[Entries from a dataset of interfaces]
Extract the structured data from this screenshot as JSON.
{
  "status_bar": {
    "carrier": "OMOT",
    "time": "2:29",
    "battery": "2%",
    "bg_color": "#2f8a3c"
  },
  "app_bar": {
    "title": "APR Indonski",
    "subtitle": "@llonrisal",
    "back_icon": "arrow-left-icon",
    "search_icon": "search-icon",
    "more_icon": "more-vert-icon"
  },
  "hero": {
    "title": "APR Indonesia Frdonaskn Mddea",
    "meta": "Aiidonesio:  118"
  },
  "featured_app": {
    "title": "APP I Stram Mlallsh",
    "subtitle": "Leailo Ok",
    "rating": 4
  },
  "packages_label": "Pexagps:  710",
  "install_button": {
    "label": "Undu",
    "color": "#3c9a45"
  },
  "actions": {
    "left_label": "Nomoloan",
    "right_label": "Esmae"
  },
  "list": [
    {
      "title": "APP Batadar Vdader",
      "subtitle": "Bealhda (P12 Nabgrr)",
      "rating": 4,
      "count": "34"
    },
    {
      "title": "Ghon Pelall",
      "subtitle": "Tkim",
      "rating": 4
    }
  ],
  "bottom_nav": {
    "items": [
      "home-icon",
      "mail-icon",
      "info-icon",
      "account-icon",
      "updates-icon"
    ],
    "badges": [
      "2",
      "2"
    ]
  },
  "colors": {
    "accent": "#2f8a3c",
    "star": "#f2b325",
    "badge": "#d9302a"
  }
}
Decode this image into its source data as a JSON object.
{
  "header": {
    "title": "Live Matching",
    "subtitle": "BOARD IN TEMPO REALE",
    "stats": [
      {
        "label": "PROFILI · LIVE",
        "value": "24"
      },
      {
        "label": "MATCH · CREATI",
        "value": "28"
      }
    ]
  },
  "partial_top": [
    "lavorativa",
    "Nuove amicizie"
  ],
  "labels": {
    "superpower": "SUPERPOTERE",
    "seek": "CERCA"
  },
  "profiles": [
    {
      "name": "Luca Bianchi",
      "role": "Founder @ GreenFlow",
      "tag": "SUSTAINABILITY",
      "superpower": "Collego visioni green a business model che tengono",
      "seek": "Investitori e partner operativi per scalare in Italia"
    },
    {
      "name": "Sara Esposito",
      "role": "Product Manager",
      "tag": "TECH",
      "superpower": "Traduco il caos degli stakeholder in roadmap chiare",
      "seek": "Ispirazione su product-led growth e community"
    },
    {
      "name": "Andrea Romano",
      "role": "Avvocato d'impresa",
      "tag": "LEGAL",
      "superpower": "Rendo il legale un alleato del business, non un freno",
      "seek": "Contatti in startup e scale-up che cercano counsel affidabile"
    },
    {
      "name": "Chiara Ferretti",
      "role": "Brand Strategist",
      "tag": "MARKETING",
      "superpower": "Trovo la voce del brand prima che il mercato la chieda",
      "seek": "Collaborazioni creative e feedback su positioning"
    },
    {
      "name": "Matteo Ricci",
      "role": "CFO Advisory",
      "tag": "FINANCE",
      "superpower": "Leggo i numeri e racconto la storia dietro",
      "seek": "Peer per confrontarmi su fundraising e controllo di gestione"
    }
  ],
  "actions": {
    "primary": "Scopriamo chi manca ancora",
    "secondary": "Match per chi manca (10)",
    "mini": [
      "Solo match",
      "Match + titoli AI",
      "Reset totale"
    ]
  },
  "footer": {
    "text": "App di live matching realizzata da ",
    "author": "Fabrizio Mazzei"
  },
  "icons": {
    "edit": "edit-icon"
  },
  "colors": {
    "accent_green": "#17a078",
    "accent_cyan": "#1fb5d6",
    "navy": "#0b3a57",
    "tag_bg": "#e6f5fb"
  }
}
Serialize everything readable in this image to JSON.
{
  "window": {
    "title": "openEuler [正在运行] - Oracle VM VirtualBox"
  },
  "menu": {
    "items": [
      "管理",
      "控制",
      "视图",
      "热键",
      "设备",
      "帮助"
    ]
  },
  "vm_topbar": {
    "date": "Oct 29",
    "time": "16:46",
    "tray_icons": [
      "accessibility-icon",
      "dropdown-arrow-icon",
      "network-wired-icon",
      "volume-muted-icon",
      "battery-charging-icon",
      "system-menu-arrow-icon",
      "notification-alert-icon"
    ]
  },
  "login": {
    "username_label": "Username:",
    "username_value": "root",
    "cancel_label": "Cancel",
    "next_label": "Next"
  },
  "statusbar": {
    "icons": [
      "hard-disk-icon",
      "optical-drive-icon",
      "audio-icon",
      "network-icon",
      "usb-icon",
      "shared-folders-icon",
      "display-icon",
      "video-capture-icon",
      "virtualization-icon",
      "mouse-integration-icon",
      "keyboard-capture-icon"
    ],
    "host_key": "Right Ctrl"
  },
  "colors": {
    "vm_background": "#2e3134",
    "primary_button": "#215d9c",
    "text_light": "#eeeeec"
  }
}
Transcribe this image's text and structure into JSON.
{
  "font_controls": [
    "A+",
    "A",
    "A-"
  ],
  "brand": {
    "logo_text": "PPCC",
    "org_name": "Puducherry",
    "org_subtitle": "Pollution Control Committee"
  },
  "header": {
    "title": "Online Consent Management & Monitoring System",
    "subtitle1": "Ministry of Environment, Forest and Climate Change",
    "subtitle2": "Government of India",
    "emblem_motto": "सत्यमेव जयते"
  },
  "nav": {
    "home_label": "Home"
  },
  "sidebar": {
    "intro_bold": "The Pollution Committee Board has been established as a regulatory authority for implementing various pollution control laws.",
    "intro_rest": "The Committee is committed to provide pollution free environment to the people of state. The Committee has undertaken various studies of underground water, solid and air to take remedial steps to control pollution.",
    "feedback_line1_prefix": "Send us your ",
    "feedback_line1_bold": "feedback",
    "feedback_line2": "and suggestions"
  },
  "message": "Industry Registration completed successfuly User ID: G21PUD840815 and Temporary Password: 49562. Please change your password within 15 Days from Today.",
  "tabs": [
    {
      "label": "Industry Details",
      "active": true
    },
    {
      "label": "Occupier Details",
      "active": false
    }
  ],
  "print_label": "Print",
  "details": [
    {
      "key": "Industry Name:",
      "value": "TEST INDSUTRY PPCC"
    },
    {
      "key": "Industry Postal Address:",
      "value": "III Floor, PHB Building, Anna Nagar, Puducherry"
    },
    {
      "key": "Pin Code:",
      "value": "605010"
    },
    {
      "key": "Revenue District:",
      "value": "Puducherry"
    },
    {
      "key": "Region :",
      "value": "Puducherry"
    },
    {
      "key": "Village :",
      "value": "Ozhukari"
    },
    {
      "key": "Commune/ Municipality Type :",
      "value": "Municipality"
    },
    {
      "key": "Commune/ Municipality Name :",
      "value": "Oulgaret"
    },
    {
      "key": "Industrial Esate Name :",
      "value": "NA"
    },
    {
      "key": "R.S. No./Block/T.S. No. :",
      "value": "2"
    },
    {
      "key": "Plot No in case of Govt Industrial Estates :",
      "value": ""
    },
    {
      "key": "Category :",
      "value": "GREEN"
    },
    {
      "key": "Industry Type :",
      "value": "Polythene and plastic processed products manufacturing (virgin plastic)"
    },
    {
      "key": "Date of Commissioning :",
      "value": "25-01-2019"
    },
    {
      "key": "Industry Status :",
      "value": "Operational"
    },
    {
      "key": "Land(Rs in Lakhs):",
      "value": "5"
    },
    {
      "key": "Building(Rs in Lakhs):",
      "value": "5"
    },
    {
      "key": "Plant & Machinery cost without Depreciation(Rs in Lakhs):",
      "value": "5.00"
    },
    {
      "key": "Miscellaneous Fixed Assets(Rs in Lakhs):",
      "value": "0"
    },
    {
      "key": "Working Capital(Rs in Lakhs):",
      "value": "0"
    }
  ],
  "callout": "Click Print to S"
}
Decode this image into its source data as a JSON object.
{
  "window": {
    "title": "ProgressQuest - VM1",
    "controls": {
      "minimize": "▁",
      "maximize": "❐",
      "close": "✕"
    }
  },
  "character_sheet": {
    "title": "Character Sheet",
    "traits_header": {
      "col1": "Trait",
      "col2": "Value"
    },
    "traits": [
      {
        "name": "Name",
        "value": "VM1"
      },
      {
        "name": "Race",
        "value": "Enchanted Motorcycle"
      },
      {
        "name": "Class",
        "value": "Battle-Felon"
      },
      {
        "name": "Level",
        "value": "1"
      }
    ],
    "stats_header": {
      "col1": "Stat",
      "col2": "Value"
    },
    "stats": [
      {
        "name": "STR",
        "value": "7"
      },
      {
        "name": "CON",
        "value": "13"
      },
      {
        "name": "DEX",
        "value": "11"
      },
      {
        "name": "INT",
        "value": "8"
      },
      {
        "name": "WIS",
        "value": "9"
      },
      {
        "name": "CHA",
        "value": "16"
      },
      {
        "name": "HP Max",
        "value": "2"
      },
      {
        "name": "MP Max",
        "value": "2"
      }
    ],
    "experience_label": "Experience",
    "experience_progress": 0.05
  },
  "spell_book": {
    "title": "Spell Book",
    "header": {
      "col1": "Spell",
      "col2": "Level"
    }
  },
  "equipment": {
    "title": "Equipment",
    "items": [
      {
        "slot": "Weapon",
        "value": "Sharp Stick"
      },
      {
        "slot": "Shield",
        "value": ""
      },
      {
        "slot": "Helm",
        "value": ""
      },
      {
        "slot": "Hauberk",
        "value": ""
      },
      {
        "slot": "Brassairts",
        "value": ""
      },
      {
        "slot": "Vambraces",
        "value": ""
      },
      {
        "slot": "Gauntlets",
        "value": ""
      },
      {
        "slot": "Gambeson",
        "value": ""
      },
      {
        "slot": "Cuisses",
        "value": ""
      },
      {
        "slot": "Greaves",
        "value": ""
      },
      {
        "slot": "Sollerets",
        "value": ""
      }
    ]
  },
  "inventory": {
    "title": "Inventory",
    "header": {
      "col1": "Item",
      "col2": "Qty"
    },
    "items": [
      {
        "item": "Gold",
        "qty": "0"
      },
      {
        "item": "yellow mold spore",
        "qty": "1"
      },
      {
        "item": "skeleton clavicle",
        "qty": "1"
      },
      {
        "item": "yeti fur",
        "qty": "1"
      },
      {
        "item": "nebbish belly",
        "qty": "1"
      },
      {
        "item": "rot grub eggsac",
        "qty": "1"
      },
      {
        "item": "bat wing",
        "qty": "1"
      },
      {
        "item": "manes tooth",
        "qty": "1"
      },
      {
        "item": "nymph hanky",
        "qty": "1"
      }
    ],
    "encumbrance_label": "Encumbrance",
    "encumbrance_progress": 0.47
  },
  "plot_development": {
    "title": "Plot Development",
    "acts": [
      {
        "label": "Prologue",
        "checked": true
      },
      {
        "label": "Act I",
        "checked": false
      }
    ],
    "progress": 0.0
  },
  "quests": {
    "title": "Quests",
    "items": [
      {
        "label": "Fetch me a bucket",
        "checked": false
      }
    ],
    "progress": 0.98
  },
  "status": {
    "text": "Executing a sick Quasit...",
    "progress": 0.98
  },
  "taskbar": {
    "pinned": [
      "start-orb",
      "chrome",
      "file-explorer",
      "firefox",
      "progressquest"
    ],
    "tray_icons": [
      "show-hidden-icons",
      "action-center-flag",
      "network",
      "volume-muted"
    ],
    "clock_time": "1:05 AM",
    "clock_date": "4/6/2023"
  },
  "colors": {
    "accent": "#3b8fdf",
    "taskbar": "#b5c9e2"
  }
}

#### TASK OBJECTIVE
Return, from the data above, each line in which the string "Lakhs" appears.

#### EXPECTED ANSWER
      "key": "Land(Rs in Lakhs):",
      "key": "Building(Rs in Lakhs):",
      "key": "Plant & Machinery cost without Depreciation(Rs in Lakhs):",
      "key": "Miscellaneous Fixed Assets(Rs in Lakhs):",
      "key": "Working Capital(Rs in Lakhs):",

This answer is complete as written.